[Dataset entries]
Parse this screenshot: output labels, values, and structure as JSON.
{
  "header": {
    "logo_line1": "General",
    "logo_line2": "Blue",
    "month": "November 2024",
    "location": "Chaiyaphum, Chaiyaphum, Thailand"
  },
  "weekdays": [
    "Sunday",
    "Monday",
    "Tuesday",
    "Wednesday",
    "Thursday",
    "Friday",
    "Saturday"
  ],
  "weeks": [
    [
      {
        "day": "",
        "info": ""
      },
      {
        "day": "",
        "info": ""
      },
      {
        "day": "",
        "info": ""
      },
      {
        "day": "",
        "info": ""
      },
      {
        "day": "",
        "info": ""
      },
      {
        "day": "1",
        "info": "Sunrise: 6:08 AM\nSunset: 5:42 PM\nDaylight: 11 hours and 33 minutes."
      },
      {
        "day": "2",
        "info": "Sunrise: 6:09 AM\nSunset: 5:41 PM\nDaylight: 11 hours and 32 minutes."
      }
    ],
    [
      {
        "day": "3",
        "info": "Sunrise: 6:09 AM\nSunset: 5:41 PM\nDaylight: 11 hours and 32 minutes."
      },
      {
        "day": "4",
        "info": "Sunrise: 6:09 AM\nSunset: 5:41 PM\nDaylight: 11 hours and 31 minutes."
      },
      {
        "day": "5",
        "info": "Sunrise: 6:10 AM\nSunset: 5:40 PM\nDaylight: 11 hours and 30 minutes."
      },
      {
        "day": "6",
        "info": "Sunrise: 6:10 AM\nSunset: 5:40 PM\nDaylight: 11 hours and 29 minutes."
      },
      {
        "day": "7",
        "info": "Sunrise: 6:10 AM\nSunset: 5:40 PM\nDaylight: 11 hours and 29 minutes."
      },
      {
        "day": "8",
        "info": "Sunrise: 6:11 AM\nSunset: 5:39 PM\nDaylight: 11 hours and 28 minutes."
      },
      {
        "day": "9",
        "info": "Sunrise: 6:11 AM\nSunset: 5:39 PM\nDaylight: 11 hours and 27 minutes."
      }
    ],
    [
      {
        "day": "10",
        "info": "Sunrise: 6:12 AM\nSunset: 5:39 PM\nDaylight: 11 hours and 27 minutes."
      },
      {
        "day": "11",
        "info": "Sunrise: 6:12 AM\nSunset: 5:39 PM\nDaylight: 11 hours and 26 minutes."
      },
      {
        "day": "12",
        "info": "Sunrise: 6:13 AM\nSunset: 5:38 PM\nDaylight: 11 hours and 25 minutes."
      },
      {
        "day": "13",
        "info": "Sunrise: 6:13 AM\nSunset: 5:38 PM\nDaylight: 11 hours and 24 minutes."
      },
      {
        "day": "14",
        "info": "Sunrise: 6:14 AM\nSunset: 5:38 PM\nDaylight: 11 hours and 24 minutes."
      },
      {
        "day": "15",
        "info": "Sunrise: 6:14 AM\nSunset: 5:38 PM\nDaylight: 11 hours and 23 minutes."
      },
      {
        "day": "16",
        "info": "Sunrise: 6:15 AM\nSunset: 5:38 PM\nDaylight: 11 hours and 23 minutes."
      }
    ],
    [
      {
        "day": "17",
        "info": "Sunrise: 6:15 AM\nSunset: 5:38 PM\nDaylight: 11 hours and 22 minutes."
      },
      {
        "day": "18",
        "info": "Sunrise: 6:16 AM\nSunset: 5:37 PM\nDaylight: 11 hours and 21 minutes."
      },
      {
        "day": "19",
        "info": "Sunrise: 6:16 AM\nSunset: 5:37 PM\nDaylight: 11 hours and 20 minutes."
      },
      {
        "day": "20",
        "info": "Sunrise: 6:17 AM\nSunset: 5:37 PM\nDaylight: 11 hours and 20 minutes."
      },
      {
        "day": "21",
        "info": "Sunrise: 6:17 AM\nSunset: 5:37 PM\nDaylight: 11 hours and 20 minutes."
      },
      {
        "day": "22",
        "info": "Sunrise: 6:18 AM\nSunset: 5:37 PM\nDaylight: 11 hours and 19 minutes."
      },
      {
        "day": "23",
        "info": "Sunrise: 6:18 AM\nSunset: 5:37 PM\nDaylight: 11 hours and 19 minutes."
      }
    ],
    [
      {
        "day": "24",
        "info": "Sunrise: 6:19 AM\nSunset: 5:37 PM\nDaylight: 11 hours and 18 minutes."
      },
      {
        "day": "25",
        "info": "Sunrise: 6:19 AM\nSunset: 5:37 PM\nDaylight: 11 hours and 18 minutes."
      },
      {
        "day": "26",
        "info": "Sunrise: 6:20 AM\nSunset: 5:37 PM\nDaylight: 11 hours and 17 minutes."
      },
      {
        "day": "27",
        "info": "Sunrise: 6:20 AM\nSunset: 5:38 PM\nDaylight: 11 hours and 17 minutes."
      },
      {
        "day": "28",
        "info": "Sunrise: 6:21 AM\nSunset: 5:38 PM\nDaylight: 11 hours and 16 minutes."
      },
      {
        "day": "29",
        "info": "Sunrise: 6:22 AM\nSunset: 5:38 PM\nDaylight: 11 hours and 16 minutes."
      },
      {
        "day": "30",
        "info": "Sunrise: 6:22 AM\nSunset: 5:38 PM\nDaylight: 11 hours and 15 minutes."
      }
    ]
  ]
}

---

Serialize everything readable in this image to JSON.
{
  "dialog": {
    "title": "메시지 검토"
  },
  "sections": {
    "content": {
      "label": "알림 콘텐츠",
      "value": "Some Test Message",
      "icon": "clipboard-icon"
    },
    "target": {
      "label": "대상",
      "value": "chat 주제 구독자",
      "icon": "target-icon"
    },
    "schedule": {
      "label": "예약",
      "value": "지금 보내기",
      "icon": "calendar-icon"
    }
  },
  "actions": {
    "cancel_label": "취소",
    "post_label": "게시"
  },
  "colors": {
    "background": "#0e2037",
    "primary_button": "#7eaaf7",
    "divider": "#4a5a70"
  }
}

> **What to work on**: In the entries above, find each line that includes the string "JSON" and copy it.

> **Finished exercise**:
Parse this screenshot: output labels, values, and structure as JSON.
Serialize everything readable in this image to JSON.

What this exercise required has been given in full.